The plans for building renovation look very promising. However, these alone are not sufficient to reach the targets. The rest of the energy efficiency policy, therefore, needs to advance as well. As announced in the Green Deal, the reviewed and revised EED is expected in June 2021. We are now working on an evaluation and on an impact assessment. The main goal of the evaluation is to assess the effectiveness of the EED since its entry into force in 2012.
We will assess to what extent the objectives of the EED were achieved. In 2018, we already evaluated certain elements of the Directive; we will not evaluate those elements again. This evaluation will also assess whether the framework of the EED is fit to overcome the remaining market imperfections. This would mean also identifying shortcomings, gaps and weaknesses.
Based on the results of the evaluation, we carry out a forward-looking impact assessment.
The aim of the impact assessment is to know whether and how to change the EED, to address the remaining ambition gap and the higher climate ambition for 2030.
Meanwhile, we have organised nine workshops with stakeholders to discuss the different articles of the EED and to hear new ideas for energy efficiency policy.
It is essential for the Commission to receive feedback from many stakeholders, because it is our purpose to make the EED as useful and effective as possible.
Very soon, we hope to publish the Open Public Consultation. This is an online questionnaire where every EU citizen can provide us with feedback.
Once we gathered all elements, we will put them together to create a futureproof EED that will further strengthen the role of energy efficiency as the indispensable element of the EU climate and energy policy.
The full decarbonisation of the European Union by 2050 is an ambitious objective.
The work on energy efficiency substantially contributes to this important goal.
We aim to deliver an even stronger framework to make energy efficiency the first consideration in all decisions related to energy and to allow our society to fully benefit from increased energy efficiency in all sectors.
Claudia Canevari, Head of the unit “Energy Efficiency: Policy and Financing” in the Directorate General for Energy of the European Commission, talks us through the importance of energy efficiency to reach the Green Deal objectives.
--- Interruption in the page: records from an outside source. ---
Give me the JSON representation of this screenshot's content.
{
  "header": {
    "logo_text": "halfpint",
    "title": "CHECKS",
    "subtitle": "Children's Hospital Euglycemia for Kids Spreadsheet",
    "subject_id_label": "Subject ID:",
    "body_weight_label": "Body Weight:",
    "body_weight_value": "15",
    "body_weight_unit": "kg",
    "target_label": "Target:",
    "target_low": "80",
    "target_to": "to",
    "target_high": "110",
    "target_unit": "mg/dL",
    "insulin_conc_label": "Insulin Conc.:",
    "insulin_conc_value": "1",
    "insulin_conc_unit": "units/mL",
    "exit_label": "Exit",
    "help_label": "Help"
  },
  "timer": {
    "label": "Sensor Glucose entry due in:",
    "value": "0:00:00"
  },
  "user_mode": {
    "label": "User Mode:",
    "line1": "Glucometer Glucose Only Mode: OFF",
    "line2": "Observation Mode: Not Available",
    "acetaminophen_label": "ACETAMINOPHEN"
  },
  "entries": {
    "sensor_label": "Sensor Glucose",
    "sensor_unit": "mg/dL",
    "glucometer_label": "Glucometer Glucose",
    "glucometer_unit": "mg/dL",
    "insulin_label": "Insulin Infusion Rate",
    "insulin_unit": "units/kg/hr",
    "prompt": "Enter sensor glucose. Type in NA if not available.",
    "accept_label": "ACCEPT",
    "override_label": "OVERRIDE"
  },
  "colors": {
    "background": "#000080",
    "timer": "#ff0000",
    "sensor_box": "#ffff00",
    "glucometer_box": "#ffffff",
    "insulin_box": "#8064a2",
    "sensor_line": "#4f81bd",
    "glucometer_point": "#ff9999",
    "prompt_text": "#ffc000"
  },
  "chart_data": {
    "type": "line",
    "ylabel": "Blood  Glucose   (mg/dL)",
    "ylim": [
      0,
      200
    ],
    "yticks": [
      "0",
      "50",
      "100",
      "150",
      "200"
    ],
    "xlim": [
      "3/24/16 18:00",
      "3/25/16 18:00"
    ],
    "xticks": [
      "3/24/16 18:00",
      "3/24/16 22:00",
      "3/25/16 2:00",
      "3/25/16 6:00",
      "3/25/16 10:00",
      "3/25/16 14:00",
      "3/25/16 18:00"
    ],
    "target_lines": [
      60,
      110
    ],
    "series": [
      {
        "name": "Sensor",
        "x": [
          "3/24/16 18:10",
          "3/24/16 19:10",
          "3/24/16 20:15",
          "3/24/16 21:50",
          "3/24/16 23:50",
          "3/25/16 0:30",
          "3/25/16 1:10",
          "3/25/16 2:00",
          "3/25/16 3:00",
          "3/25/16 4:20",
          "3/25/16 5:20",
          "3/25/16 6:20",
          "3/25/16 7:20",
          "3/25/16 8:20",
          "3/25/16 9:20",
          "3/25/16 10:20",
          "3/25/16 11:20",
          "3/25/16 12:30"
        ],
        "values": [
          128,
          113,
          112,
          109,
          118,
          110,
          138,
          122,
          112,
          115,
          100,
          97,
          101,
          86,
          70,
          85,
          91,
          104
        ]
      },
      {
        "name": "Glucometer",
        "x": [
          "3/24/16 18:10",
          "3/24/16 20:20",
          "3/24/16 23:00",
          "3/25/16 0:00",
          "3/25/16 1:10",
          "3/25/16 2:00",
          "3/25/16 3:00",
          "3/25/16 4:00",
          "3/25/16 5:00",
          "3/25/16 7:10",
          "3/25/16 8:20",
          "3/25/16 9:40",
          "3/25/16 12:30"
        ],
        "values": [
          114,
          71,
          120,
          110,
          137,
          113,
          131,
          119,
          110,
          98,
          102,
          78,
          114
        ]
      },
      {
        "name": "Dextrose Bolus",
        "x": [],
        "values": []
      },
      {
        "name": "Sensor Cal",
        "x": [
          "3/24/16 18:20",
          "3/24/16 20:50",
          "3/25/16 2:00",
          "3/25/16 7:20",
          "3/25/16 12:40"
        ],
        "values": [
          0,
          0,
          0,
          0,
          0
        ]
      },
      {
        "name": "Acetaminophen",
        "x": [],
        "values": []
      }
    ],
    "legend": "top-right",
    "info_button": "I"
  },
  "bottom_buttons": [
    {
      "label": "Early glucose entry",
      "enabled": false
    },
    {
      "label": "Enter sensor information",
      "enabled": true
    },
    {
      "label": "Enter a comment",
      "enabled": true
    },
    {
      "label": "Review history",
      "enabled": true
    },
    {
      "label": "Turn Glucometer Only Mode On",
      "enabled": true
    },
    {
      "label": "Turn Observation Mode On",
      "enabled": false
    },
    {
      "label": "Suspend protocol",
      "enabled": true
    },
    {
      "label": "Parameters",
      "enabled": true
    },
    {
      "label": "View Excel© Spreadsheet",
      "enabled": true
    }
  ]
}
She is determined to allow the Commission to deliver a reviewed and revised Energy Efficiency Directive (EED). This revised (EED) will work towards closing the gap of the energy efficiency target and bring the EU closer to reaching its climate goals. On top of that, the revised EED will create many jobs and improve people’s health. Ms Canevari is Italian. She has been working for the Commission for nearly 25 years.